Engage With Your Professor
Be super attentive to what the professor says and think of questions to ask along the way. When you have a plan to interact, you’ll be more attentive throughout.
Try a Natural Supplement
Certain herbs and plants can help you stay alert, without relying on the highs and lows of caffeine or other quick energy fixes. Ginseng, cinnamon, and goji berries are a few of the botanicals that have been traditionally used for focus. Seek out sources of vitamin B12 as well: It is needed to provide usable energy from food we ingest. B12 is needed for the production of ATP, the molecule that carries energy within cells. Natural supplements like RECHARGE HEALTH™ centered energy (which has B12 and goji berries, among other energy-related ingredients) may be a great option.
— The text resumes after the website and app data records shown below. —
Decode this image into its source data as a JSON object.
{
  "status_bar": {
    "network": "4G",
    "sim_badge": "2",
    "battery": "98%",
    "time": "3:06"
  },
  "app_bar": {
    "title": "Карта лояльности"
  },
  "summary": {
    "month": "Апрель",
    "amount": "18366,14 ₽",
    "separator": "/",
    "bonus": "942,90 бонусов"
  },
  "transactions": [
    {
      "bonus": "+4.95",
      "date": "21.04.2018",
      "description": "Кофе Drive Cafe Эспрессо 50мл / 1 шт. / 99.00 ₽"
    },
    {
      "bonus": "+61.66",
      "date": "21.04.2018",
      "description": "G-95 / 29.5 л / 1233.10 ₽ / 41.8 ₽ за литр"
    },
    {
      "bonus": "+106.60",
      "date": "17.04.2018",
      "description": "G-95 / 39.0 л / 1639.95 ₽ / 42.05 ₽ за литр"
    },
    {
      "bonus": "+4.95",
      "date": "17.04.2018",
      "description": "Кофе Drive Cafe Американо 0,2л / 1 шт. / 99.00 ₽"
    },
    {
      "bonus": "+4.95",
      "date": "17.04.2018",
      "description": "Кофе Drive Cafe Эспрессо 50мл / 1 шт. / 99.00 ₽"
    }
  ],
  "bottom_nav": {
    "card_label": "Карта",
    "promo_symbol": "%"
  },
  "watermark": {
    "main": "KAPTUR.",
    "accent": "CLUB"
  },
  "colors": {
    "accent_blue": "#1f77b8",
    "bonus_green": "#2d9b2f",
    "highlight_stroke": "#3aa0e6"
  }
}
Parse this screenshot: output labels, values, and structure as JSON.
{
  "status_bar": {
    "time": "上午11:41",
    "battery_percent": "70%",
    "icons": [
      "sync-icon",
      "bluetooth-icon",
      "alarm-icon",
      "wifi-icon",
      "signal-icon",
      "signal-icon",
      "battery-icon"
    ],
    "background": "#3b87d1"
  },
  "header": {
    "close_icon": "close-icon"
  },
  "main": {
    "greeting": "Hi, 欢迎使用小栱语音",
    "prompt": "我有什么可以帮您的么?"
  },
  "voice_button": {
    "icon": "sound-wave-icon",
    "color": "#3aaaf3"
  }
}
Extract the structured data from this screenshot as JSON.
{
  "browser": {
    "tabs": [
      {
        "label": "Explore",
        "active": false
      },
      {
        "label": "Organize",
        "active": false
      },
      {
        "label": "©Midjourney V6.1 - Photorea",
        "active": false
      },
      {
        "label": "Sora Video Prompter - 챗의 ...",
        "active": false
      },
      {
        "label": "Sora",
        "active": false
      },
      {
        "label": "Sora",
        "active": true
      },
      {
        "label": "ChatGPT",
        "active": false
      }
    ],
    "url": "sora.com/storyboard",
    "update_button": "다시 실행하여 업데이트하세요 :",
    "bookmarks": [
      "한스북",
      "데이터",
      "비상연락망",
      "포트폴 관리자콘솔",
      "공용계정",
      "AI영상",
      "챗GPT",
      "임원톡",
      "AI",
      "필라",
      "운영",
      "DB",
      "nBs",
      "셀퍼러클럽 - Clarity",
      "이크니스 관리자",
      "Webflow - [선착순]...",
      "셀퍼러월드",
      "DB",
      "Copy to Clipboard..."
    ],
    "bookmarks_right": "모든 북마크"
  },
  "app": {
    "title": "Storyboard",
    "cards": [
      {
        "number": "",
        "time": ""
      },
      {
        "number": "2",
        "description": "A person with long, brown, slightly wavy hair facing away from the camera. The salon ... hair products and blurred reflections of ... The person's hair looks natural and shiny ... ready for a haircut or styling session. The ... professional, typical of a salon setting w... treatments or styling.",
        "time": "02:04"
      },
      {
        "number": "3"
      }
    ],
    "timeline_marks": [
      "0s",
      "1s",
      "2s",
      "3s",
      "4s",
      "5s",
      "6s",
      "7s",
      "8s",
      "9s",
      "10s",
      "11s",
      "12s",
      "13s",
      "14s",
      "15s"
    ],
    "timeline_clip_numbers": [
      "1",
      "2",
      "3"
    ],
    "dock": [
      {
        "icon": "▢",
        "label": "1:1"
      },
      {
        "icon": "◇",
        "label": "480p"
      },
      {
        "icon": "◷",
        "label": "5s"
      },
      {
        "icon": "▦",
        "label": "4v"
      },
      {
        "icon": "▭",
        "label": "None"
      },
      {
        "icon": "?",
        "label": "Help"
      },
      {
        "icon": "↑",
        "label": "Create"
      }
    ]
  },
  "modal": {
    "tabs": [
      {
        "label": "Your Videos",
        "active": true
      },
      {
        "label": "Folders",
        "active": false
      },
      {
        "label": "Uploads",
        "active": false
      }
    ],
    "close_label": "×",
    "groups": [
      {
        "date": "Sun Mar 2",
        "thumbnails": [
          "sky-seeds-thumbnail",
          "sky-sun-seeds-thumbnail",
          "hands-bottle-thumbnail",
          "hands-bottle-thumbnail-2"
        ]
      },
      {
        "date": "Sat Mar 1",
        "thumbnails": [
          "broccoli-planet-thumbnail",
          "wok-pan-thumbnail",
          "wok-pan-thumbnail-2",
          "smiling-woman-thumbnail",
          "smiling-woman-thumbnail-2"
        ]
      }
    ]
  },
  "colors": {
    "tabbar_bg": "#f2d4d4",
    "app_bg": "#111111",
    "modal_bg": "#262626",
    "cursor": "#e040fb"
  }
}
Always talk to your doctor before taking any supplement though, just to be safe.
Make taking notes a habit. It’ll help you remember the material better once class is over—plus give you a record of what the professor thinks is important—and the act of writing will keep you occupied during class, so you’re less likely to get bored and sleepy.
Although doodling is often associated with being bored and not paying attention, if you doodle randomly while listening, it can help you stay awake. “Randomly” is the key word. Don’t try to draw anything in particular; just let your pen move over the paper. By keeping your hand in motion, you won’t become so relaxed that you fall asleep.
The repetitive action of chewing takes your mind off being tired and keeps blood flowing to your head. But obviously, you can’t continually munch on handfuls of popcorn throughout a philosophy class. Never fear, chewing gum also improves alertness. And the effect is even better if you like your gum minty fresh, according to a study from Coventry University.
You might feel a little sleepy simply if the room is warm. Be sure to take off your jacket or sweater to avoid feeling overheated and sit by an open window if you can, to feel a cool breeze.
It’s not easy to stay alert and focused when your eyes are dry. Carry drops in your bag and splash a few in when the need arises to feel refreshed.
Touch Your Head
Odd as it may sound, it actually works. Researchers at the University of Michigan found that students who applied pressure to the tops of their heads, the tops and backs of their necks, just below their knees, on the backs of their hands, or on the bottoms of their feet were less sleepy than students who self-applied acupressure at relaxation points.
Think About Your Plans After Class
If you have a meeting, practice or plans to meet a friend after school, try thinking about it for just a few minutes while you’re in class, then snap your attention back to your instructor. This will stimulate your mind and wake you up a bit.
Sit Near a Partner
Look for that studious friend to sit next to and ask for a poke if they see you nodding off. But keep in mind, you should think about how to return the favor somehow. If you have nothing to offer, your study buddy might find someone else who does.
Walk It Off
If you really feel like you’re going to fall asleep, excuse yourself to the bathroom. The walk there will give your eyes something new to focus on, so when you return to the classroom, you’ll be more alert in that environment. The walk itself will increase your blood flow as well, which also works magic on your focus. While you’re in the hallway, stretch or even do some jumping jacks to get your blood flowing and your heart rate up.
What you think qualifies as enough sleep (a solid 5 hours) may not be the same as what your brain requires (7 to 9 hours, consistently). The most surefire remedy for being sleepy in class is getting more sleep when you’re not in class—preferably in bed, at night. Try to keep to a regular sleep and wake schedule as much as possible. If you have trouble falling asleep, take some measures to improve your sleep habits, like putting away your phone an hour before bed, using a sleep mask or ear plugs, or trying essential oils or a natural sleep-supporting supplement. Restful sleep is the first and best fix for daytime alertness.